A few weeks ago, the final episode of Rabbits dropped, leaving satisfied and frustrated listeners in its wake. The third podcast from the creator behind Tanis and The Black Tapes, Rabbits traced the story of Carly Parker, a journalist and classic video game enthusiast, as she searched for her missing best friend.
Like other Pacific Northwest Stories podcasts, Rabbits threaded ambiguous plot events through a mystery with science fiction dimensions.
In short: Carly’s friend, Yumiko Takata, vanishes while reporting on–and possibly playing–an obscure live action multiplayer game that draws players into its web through complicated coded messages and mesmerizing videos.
In longer terms: Through the course of her investigation, Carly’s path veers through off-beat video game parlors and into the offices of powerful men, to libraries and into her own deeply suppressed memories. Early on, she is approached by a man calling himself Jones, who seems to hold some uncanny keys to her own family’s past–and perhaps even to alternate dimensions.
Rabbits scratches the same itch as Fringe, The X Files movies, and Gattaca. Though its imperfections are clear in hindsight, the story’s momentum pulls listeners through scenes that are often striking in their visual descriptions. From coded messages hidden in bathroom stalls, Easter eggs in vintage arcade games, hotel rooms, ferries, and lighthouses, Carly’s journey takes her on a satisfying tour through an imagined underside of Seattle.
The kaleidoscopic structure of each episode also kept me hooked in. A few exposition-heavy middle episodes aside, each episode unfurls new details in the same structure Tanis makes good use of: Clues are teased and briefly abandoned in favor of seemingly more urgent information, allowing the mystery to run on a few different tracks simultaneously. Although Rabbits’ small cast doesn’t quite allow this structural trick to simulate the real lags reporters experience (the way it does in The Black Tapes), it’s still an effective storytelling device.
As much as I enjoyed Rabbits, I was left was three nagging thoughts. The first is somewhat superficial, but an issue I’ve come across in other PNS podcasts: Carly is not a particularly intrepid journalist. She goes into interviews unfocused and unprepared, and she’s prone to emotional outbursts that torpedo her chances of obtaining any useful information.
Like Tanis’ Nic, she leans heavily on a source who approaches her and quickly becomes her guide; which isn’t a bad reporting strategy in and of itself, as long as it’s paired with critical thought and healthy skepticism. Although The Black Tapes’ Alex is no Maggie Haberman, her story develops into a surprising and unsettling spin on a classic unreliable narrator. At the least, Rabbits would have benefited from updates on Carly’s private thoughts or reflections on the events and characters that surrounded her.
At times, Rabbits also struggles to deliver believable dialogue. Inexplicably, one of the most awkward and wooden exchanges is included in the opening sequence of every episode. “Are we still going to have sex?” a would-be john asks. With all the emotion of someone ordering takeout, Carly replies, “I’m afraid not.”

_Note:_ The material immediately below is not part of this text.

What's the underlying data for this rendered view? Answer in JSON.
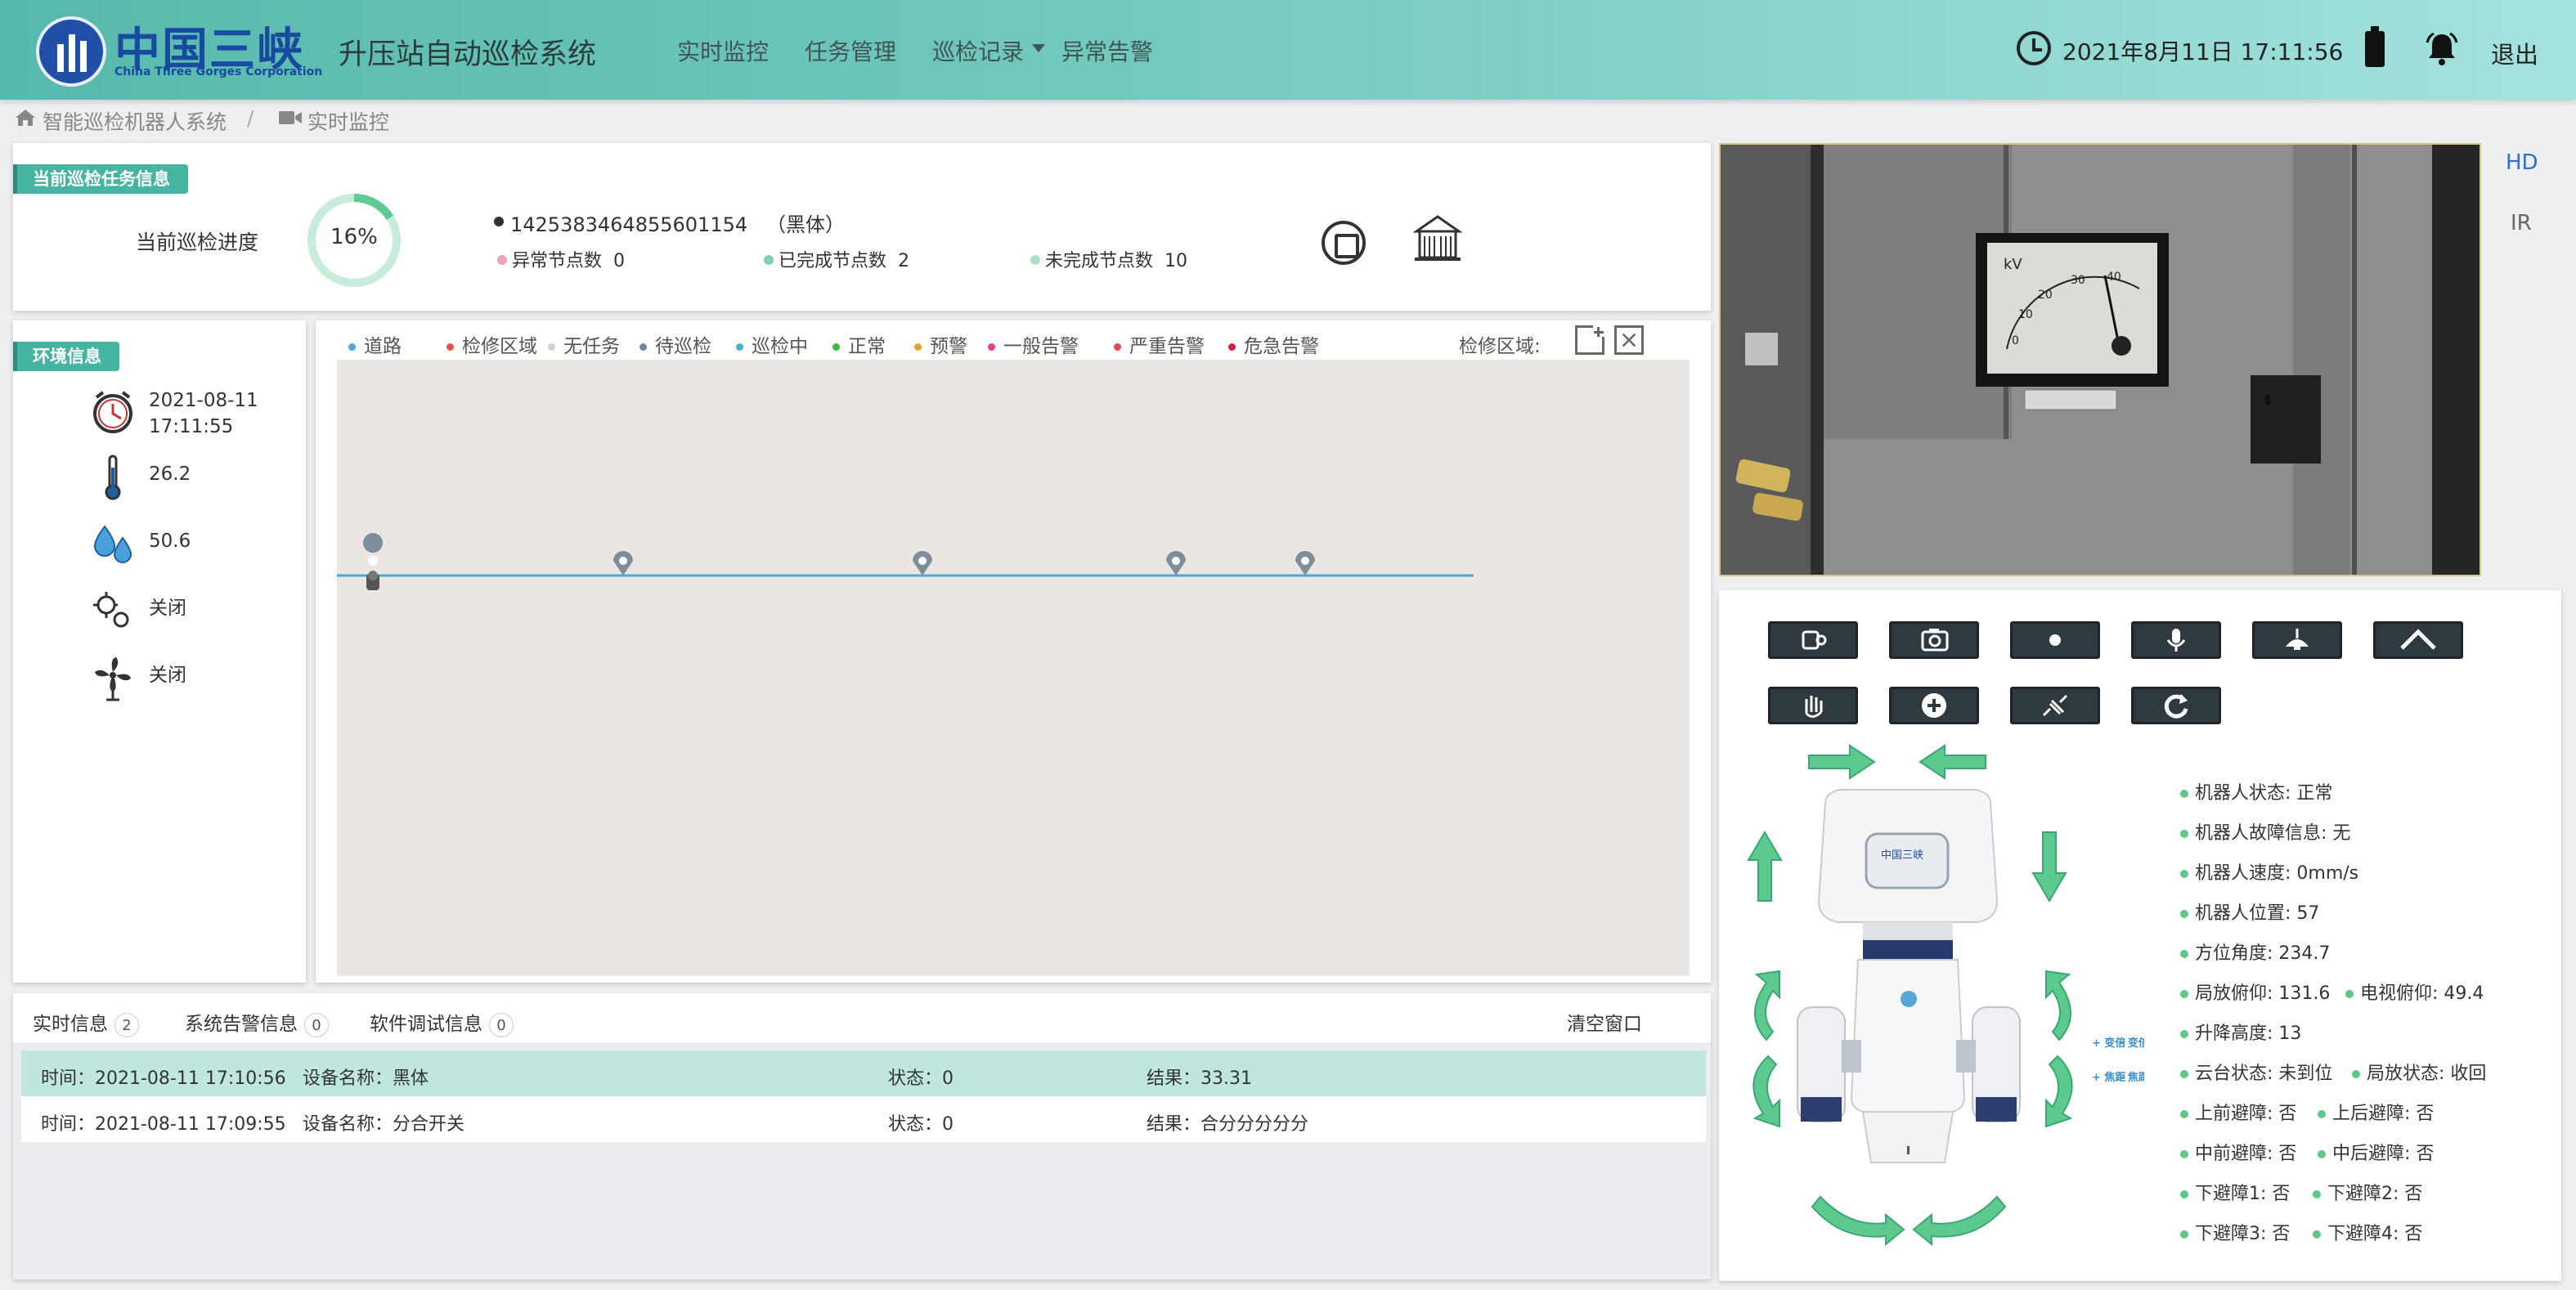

I’m not sure what the solution to awkward dialogue is, and as someone who writes nonfiction exclusively, I certainly couldn’t do any better. But for me, authentic dialogue in audio fiction often lies outside the lines of a script, in the breaths and pregnant pauses and messy crosstalk that define real conversation. A podcast full of the misunderstandings and inattention and filler words that fill my recorded interviews wouldn’t be much fun to listen to, but a light sprinkling of these kinds of imperfections could have leant much- needed authenticity to Rabbits’ dialogue.
The last issue I took with Rabbits is more of a compliment, and a lament that also applies to watching television shows as episodes are gradually released. Rabbits dropped on a biweekly schedule, leaving long lapses between episodes, and with time I found it difficult to track the intricacies of the plot. I caught onto The Black Tapes and Tanis well into their respective runs, allowing me to binge the early seasons on road trips and weekends.
Rabbits attempted to solve this by releasing mini episodes with bonus content, but I felt too silly listening to Q&As for a fictional podcast, so I skipped most of them. In an age of binge watching (Netflix) and listening (S-Town), this could be a personal failing that reveals more about my own patience and memory. But I’d be curious to know whether PNS has considered dropping an entire show at once, or whether the show is tweaked in response to listener feedback each week.
I won’t review the ending, which inspired robust debate, in full, but suffice to say that loose ends are tied up neatly and the smallest window was left open to the possibility of a second season, which would likely serve only to undermine the show’s current symmetry. Instead, I’ll ask a more immediate question: Did Rabbits entertain me?
The answer is a definite yes.